This is not at the expense of powerful survey capabilities. Jambo is impressive for its multi-modal support. It offers full-feature web interviewing, pretty decent CATI and astonishingly seamless CAPI using always-on GPRS communications to allow real-time data collection from out in the field. Switching between modes, even street to CATI seat, is effortless, with an on-screen matrix of options to manage the handover efficiently.

When constructing a survey, you still write questions and a script, and may find it convenient to open a previous survey to copy questions across, but you can just as easily perform a search on the database, using texts that appear in questions or in answer lists. For researchers, it is a dream come true to have all of your firm’s previous research laid out on a plate, both the questions and the results from those questions.

Questions can be used unmodified, or adapted for that survey, whereupon a new question is added to the database.

My only concern was that the tools to manage and categorise a library of questions were rudimentary, and that over time it could become unmanageable. The analysis tools built into Jambo are on the simplistic side. Regrettably there is no automated topline reporting, but the assumption is you will export your data to other tools, and SPSS and triple-s links are provided for this. You extract data through a ‘matrix’, a clever, two-dimensional query on the database where you apply the survey as a filter, and extract only the variables and respondents from that survey to populate your matrix. Widen the filter and you can pick up other questions answered by the same respondents in other surveys, or answers to the same questions from other respondents, go hunting for sample or make benchmark comparisons against your back data.

Assumptions start to tumble

This architecture is responsible seeing many hallowed assumptions tumble: questions shared across surveys can easily be used to calibrate other surveys; respondents can be shared or moved easily from one job to another; panels can be constructed easily, and anyone that has consented at the end of a survey to participate in further research could become part of your ‘panel’. At this point, though, you would need to develop your own incentive management tools for panels, as these are not provided in Jambo.

Web enabled

Being a fully web-enabled program also means that you can check your results from home through a web browser. A modular web-based architecture also allows for firms to link their Jambo servers together, and for agencies to share work and resources in an efficient but secure way, based on permissions and passwords.

De Vos and Jansen Market Research, a Dutch full-service agency, were attracted to Jambo because it appears uncomplicated, despite its sophistication. Joint MD, Cor de Vos explains: “Our philosophy is to keep it simple because a complex solution is no solution at all.”

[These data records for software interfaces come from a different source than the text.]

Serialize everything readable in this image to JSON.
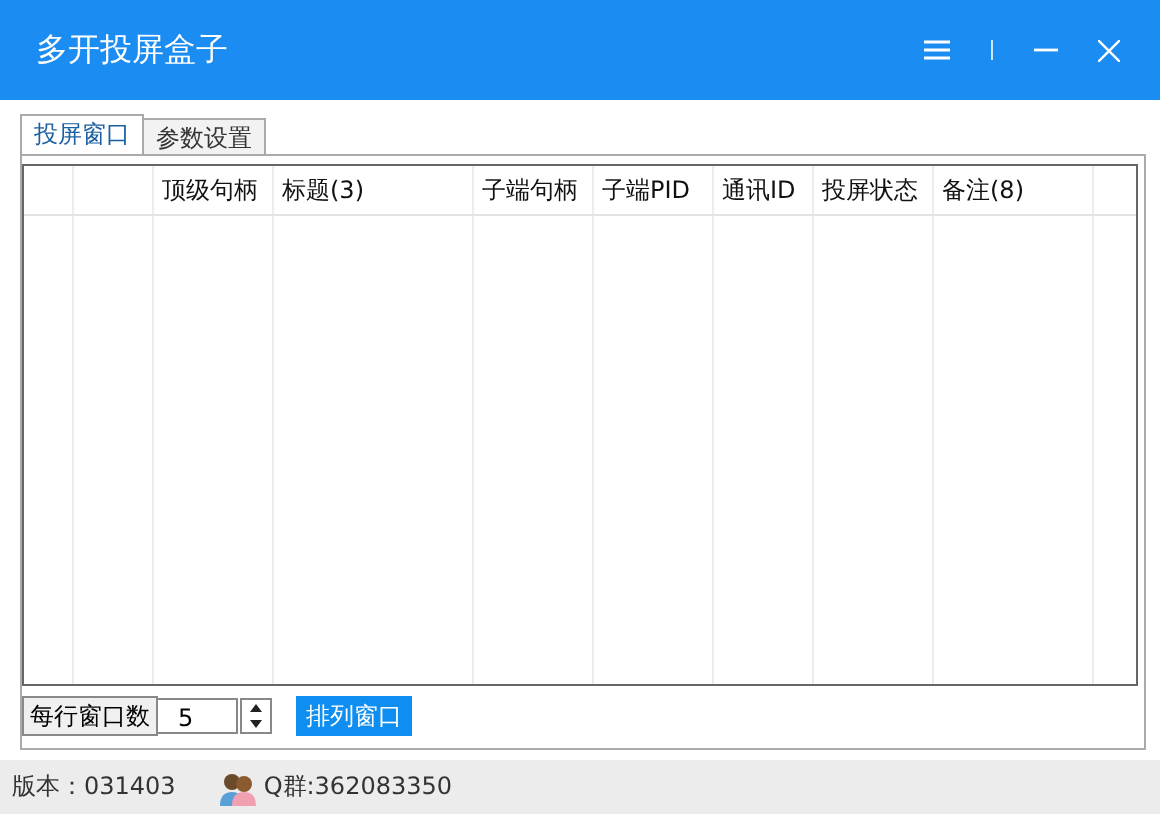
{
  "window": {
    "title": "多开投屏盒子"
  },
  "tabs": [
    {
      "label": "投屏窗口",
      "selected": true
    },
    {
      "label": "参数设置",
      "selected": false
    }
  ],
  "table": {
    "columns": [
      "顶级句柄",
      "标题(3)",
      "子端句柄",
      "子端PID",
      "通讯ID",
      "投屏状态",
      "备注(8)"
    ]
  },
  "controls": {
    "per_row_label": "每行窗口数",
    "per_row_value": "5",
    "arrange_button": "排列窗口"
  },
  "status_bar": {
    "version": "版本：031403",
    "qq_group": "Q群:362083350"
  }
}
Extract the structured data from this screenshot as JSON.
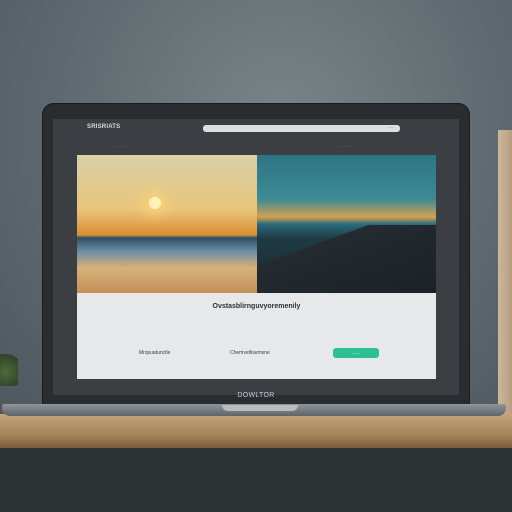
{
  "browser": {
    "logo_text": "SRISRIATS",
    "address_text": "·····",
    "nav_left": "—— ··",
    "nav_right": "——— ··"
  },
  "page": {
    "headline": "Ovstasblirnguvyoremenily",
    "footer_link_1": "Mrqsuatunctle",
    "footer_link_2": "Chemvetlisemsne",
    "cta_label": "———"
  },
  "device": {
    "brand": "DOWLTOR"
  },
  "colors": {
    "accent": "#2fbf94",
    "bezel": "#2a2d30",
    "content_bg": "#e6e8ea"
  }
}
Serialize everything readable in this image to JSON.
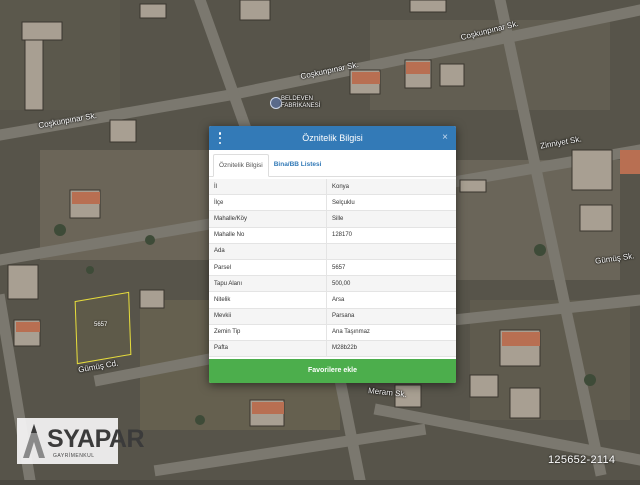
{
  "map": {
    "streets": [
      {
        "label": "Coşkunpınar Sk."
      },
      {
        "label": "Coşkunpınar Sk."
      },
      {
        "label": "Coşkunpınar Sk."
      },
      {
        "label": "Zinniyet Sk."
      },
      {
        "label": "Gümüş Sk."
      },
      {
        "label": "Gümüş Cd."
      },
      {
        "label": "Meram Sk."
      }
    ],
    "poi": {
      "label_line1": "BELDEVEN",
      "label_line2": "FABRİKANESİ",
      "icon": "map-pin-icon"
    },
    "parcel_tag": "5657"
  },
  "dialog": {
    "title": "Öznitelik Bilgisi",
    "menu_icon": "vertical-dots-icon",
    "close_label": "×",
    "tabs": [
      {
        "label": "Öznitelik Bilgisi",
        "active": true
      },
      {
        "label": "Bina/BB Listesi",
        "active": false
      }
    ],
    "rows": [
      {
        "key": "İl",
        "value": "Konya"
      },
      {
        "key": "İlçe",
        "value": "Selçuklu"
      },
      {
        "key": "Mahalle/Köy",
        "value": "Sille"
      },
      {
        "key": "Mahalle No",
        "value": "128170"
      },
      {
        "key": "Ada",
        "value": ""
      },
      {
        "key": "Parsel",
        "value": "5657"
      },
      {
        "key": "Tapu Alanı",
        "value": "500,00"
      },
      {
        "key": "Nitelik",
        "value": "Arsa"
      },
      {
        "key": "Mevkii",
        "value": "Parsana"
      },
      {
        "key": "Zemin Tip",
        "value": "Ana Taşınmaz"
      },
      {
        "key": "Pafta",
        "value": "M28b22b"
      }
    ],
    "favorite_button_label": "Favorilere ekle"
  },
  "watermark": {
    "brand": "SYAPAR",
    "tagline": "GAYRİMENKUL"
  },
  "listing_id": "125652-2114",
  "colors": {
    "header_blue": "#337ab7",
    "button_green": "#4cae4c",
    "parcel_yellow": "#e6dc3c"
  }
}
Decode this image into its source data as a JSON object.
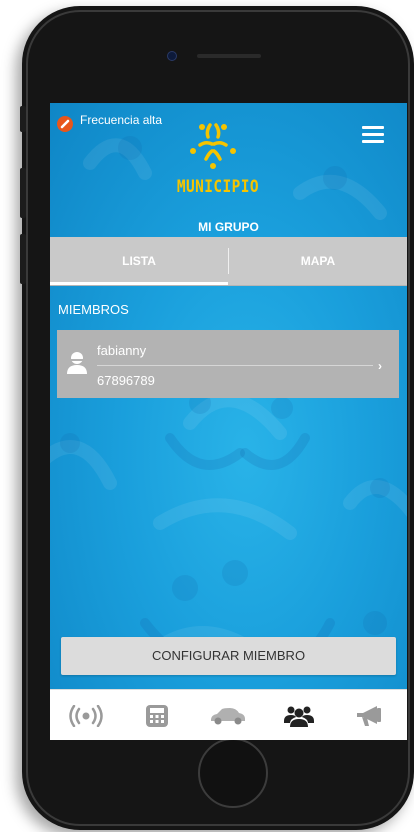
{
  "status": {
    "frequency_label": "Frecuencia alta"
  },
  "header": {
    "brand": "MUNICIPIO",
    "group_title": "MI GRUPO"
  },
  "tabs": [
    {
      "label": "LISTA",
      "active": true
    },
    {
      "label": "MAPA",
      "active": false
    }
  ],
  "members_section": {
    "title": "MIEMBROS",
    "members": [
      {
        "name": "fabianny",
        "phone": "67896789"
      }
    ]
  },
  "config_button": {
    "label": "CONFIGURAR MIEMBRO"
  },
  "bottom_nav": [
    {
      "icon": "broadcast-icon",
      "active": false
    },
    {
      "icon": "calculator-icon",
      "active": false
    },
    {
      "icon": "car-icon",
      "active": false
    },
    {
      "icon": "group-icon",
      "active": true
    },
    {
      "icon": "megaphone-icon",
      "active": false
    }
  ],
  "colors": {
    "screen_bg": "#1a9fdc",
    "brand": "#f5c400",
    "tab_bar": "#c9c9c9",
    "card": "#b3b3b3",
    "nav_inactive": "#9a9a9a",
    "nav_active": "#222222"
  }
}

By including a question on every survey asking respondents for their permission to include them in further research, alongside other recruitment, DV&J has built up a respondent database of half a million records that supports several panels. De Vos states: “You can easily re-use all the information you have been given in previous surveys and have a very reactive relationship with your panel membership.”

The firm has invested in a stock of GPRS-enabled handhelds. De Vos, notes: “Clients cannot believe it when they log in and see live data coming in from interviewers out in the field.”

De Vos estimates that combining CATI and web, and allowing respondents to switch, improves response by around 25%. But is it valid to combine results from different interviewing channels? “We have found the results are very similar,” he states. “We always check - sometimes there is a slight difference, but usually the figures are identical.”

Published in Research, the magazine of the Market Research Society, June 2004, Issue 457.

© Copyright Tim Macer/Market Research Society 2004. All rights reserved. Reproduced with permission.

Mixed-mode interviewing suite which uses a common database to link together survey work, including questions, answers and respondents.